**Exercise goal**:
How many separate lines of the data contain "label"? Give the count and nothing else.

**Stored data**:
■ ■ ■ ■ ■
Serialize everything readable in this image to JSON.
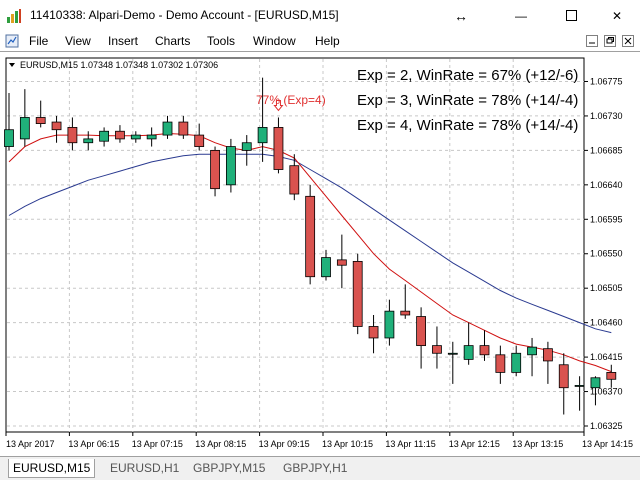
{
  "window": {
    "title": "11410338: Alpari-Demo - Demo Account - [EURUSD,M15]",
    "resize_glyph": "↔",
    "minimize_glyph": "—",
    "close_glyph": "✕"
  },
  "menu": {
    "items": [
      "File",
      "View",
      "Insert",
      "Charts",
      "Tools",
      "Window",
      "Help"
    ]
  },
  "chart": {
    "header": "EURUSD,M15  1.07348 1.07348 1.07302 1.07306",
    "annotation": "77% (Exp=4)",
    "annotation_color": "#e03030",
    "stats": [
      "Exp = 2, WinRate = 67% (+12/-6)",
      "Exp = 3, WinRate = 78% (+14/-4)",
      "Exp = 4, WinRate = 78% (+14/-4)"
    ],
    "colors": {
      "bull": "#20b07a",
      "bear": "#d9534f",
      "fast_ma": "#d01010",
      "slow_ma": "#2a3a90",
      "grid": "#c8c8c8"
    }
  },
  "chart_data": {
    "type": "candlestick",
    "symbol": "EURUSD",
    "timeframe": "M15",
    "ylim": [
      1.06325,
      1.0679
    ],
    "y_ticks": [
      "1.06775",
      "1.06730",
      "1.06685",
      "1.06640",
      "1.06595",
      "1.06550",
      "1.06505",
      "1.06460",
      "1.06415",
      "1.06370",
      "1.06325"
    ],
    "x_ticks": [
      "13 Apr 2017",
      "13 Apr 06:15",
      "13 Apr 07:15",
      "13 Apr 08:15",
      "13 Apr 09:15",
      "13 Apr 10:15",
      "13 Apr 11:15",
      "13 Apr 12:15",
      "13 Apr 13:15",
      "13 Apr 14:15"
    ],
    "candles": [
      {
        "o": 1.0669,
        "h": 1.0676,
        "l": 1.06685,
        "c": 1.06712
      },
      {
        "o": 1.067,
        "h": 1.06765,
        "l": 1.0669,
        "c": 1.06728
      },
      {
        "o": 1.06728,
        "h": 1.0675,
        "l": 1.06715,
        "c": 1.0672
      },
      {
        "o": 1.06722,
        "h": 1.0673,
        "l": 1.06695,
        "c": 1.06712
      },
      {
        "o": 1.06715,
        "h": 1.06728,
        "l": 1.06685,
        "c": 1.06695
      },
      {
        "o": 1.06695,
        "h": 1.0671,
        "l": 1.06685,
        "c": 1.067
      },
      {
        "o": 1.06697,
        "h": 1.06715,
        "l": 1.0669,
        "c": 1.0671
      },
      {
        "o": 1.0671,
        "h": 1.06718,
        "l": 1.06695,
        "c": 1.067
      },
      {
        "o": 1.067,
        "h": 1.0671,
        "l": 1.06695,
        "c": 1.06705
      },
      {
        "o": 1.067,
        "h": 1.06715,
        "l": 1.0669,
        "c": 1.06705
      },
      {
        "o": 1.06705,
        "h": 1.0673,
        "l": 1.067,
        "c": 1.06722
      },
      {
        "o": 1.06722,
        "h": 1.0673,
        "l": 1.067,
        "c": 1.06705
      },
      {
        "o": 1.06705,
        "h": 1.0672,
        "l": 1.06685,
        "c": 1.0669
      },
      {
        "o": 1.06685,
        "h": 1.0669,
        "l": 1.06625,
        "c": 1.06635
      },
      {
        "o": 1.0664,
        "h": 1.067,
        "l": 1.0663,
        "c": 1.0669
      },
      {
        "o": 1.06685,
        "h": 1.06705,
        "l": 1.06665,
        "c": 1.06695
      },
      {
        "o": 1.06695,
        "h": 1.0678,
        "l": 1.0667,
        "c": 1.06715
      },
      {
        "o": 1.06715,
        "h": 1.06728,
        "l": 1.06655,
        "c": 1.0666
      },
      {
        "o": 1.06665,
        "h": 1.0668,
        "l": 1.0662,
        "c": 1.06628
      },
      {
        "o": 1.06625,
        "h": 1.0664,
        "l": 1.0651,
        "c": 1.0652
      },
      {
        "o": 1.0652,
        "h": 1.06555,
        "l": 1.06515,
        "c": 1.06545
      },
      {
        "o": 1.06542,
        "h": 1.06575,
        "l": 1.06505,
        "c": 1.06535
      },
      {
        "o": 1.0654,
        "h": 1.0655,
        "l": 1.06445,
        "c": 1.06455
      },
      {
        "o": 1.06455,
        "h": 1.0647,
        "l": 1.0642,
        "c": 1.0644
      },
      {
        "o": 1.0644,
        "h": 1.0649,
        "l": 1.0643,
        "c": 1.06475
      },
      {
        "o": 1.06475,
        "h": 1.0651,
        "l": 1.06465,
        "c": 1.0647
      },
      {
        "o": 1.06468,
        "h": 1.0648,
        "l": 1.064,
        "c": 1.0643
      },
      {
        "o": 1.0643,
        "h": 1.06455,
        "l": 1.064,
        "c": 1.0642
      },
      {
        "o": 1.0642,
        "h": 1.06435,
        "l": 1.0638,
        "c": 1.0642
      },
      {
        "o": 1.06412,
        "h": 1.0646,
        "l": 1.06405,
        "c": 1.0643
      },
      {
        "o": 1.0643,
        "h": 1.0645,
        "l": 1.0641,
        "c": 1.06418
      },
      {
        "o": 1.06418,
        "h": 1.0643,
        "l": 1.0638,
        "c": 1.06395
      },
      {
        "o": 1.06395,
        "h": 1.0643,
        "l": 1.0639,
        "c": 1.0642
      },
      {
        "o": 1.06418,
        "h": 1.0644,
        "l": 1.0639,
        "c": 1.06428
      },
      {
        "o": 1.06426,
        "h": 1.06435,
        "l": 1.0638,
        "c": 1.0641
      },
      {
        "o": 1.06405,
        "h": 1.0642,
        "l": 1.0634,
        "c": 1.06375
      },
      {
        "o": 1.06378,
        "h": 1.0639,
        "l": 1.06345,
        "c": 1.06378
      },
      {
        "o": 1.06375,
        "h": 1.0639,
        "l": 1.06352,
        "c": 1.06388
      },
      {
        "o": 1.06395,
        "h": 1.06405,
        "l": 1.06375,
        "c": 1.06386
      }
    ],
    "fast_ma": [
      1.0667,
      1.0669,
      1.067,
      1.06705,
      1.06705,
      1.06705,
      1.06704,
      1.06704,
      1.06704,
      1.06705,
      1.06707,
      1.06706,
      1.06704,
      1.06695,
      1.06688,
      1.06685,
      1.0669,
      1.06685,
      1.06675,
      1.0665,
      1.06625,
      1.066,
      1.06575,
      1.0655,
      1.0653,
      1.06515,
      1.065,
      1.06485,
      1.0647,
      1.0646,
      1.0645,
      1.0644,
      1.06432,
      1.06428,
      1.06424,
      1.06418,
      1.0641,
      1.06404,
      1.06396
    ],
    "slow_ma": [
      1.066,
      1.06612,
      1.06622,
      1.0663,
      1.06638,
      1.06646,
      1.06652,
      1.06658,
      1.06664,
      1.0667,
      1.06674,
      1.06678,
      1.0668,
      1.0668,
      1.0668,
      1.0668,
      1.0668,
      1.06677,
      1.06672,
      1.0666,
      1.06648,
      1.06636,
      1.06622,
      1.06608,
      1.06594,
      1.0658,
      1.06566,
      1.06552,
      1.06538,
      1.06526,
      1.06514,
      1.06502,
      1.06492,
      1.06484,
      1.06476,
      1.06468,
      1.0646,
      1.06452,
      1.06447
    ],
    "signal": {
      "index": 16,
      "direction": "down"
    }
  },
  "tabs": [
    {
      "label": "EURUSD,M15",
      "active": true
    },
    {
      "label": "EURUSD,H1",
      "active": false
    },
    {
      "label": "GBPJPY,M15",
      "active": false
    },
    {
      "label": "GBPJPY,H1",
      "active": false
    }
  ]
}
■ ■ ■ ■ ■
**Output of the task**:
4